Let’s see. When I got my master’s degree in journalism, the standard was to write to a seventh-grade reader. Unfortunately, some journalists are now writing to impress their former professors, or themselves, in some kind of college esteem deficit syndrome.
Case in point: Los Angeles Times film critic Carina Chocano. Her reviews read like a college paper (I’ve been a university instructor since 1995) out to impress with convoluted sentences and words to impress academics and turn off the reader.
Just tell me if the movie is any good or not. I don’t care about your college hang-ups, Carina.
Take this example: Today, she wrote what was called "An Appreciation" for Paul Newman, who just died. Check this sentence:
"What is ‘Cool Hand Luke’ if not a polyamorous bromance writ large?"
Bromance is not a word to be found in the dictionary, so it’s either a typo or some kind of Hollyweird lingo that needs a parenthetical explanation. Polyamarous, meaning sleeping with many, is fine, but seventh graders won’t understand it, though one’s former profeessors might be impressed.
In short, remember your audience, Carina, and quit trying to impress those who don’t count (though you may be thinking it impresses the people who pay your bills, but I hope not–are they sensible?).

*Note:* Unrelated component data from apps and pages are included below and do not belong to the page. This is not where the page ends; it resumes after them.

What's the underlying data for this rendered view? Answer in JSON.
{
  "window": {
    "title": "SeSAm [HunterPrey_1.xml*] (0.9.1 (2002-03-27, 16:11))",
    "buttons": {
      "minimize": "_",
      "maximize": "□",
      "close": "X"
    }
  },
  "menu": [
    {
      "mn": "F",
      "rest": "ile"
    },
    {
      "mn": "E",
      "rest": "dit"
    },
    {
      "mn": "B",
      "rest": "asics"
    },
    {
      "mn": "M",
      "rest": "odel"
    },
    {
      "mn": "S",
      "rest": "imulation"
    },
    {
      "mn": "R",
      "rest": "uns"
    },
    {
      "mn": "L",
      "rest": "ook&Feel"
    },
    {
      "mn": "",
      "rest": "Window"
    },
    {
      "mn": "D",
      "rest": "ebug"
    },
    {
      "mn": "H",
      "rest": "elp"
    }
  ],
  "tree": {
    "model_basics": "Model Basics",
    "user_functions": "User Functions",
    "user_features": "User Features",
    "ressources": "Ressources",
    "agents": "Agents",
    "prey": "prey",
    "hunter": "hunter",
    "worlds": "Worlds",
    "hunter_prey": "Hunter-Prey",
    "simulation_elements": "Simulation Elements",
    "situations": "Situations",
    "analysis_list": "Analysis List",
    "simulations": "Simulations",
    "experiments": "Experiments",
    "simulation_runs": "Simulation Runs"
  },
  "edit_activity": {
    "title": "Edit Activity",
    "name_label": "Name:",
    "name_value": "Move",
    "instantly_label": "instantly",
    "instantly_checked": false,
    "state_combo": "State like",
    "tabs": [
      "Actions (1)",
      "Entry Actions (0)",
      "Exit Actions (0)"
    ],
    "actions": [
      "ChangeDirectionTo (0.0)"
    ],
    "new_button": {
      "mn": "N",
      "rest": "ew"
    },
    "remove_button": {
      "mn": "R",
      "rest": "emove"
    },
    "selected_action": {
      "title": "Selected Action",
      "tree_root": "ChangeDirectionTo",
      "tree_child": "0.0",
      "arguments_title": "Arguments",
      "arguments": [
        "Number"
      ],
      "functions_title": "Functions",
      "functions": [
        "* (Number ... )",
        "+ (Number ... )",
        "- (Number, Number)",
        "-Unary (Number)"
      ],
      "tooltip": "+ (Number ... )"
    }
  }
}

Is there any wonder the Los Angeles Times and all newspapers are in trouble.
Remember your audience. Write to communicate, not to impress.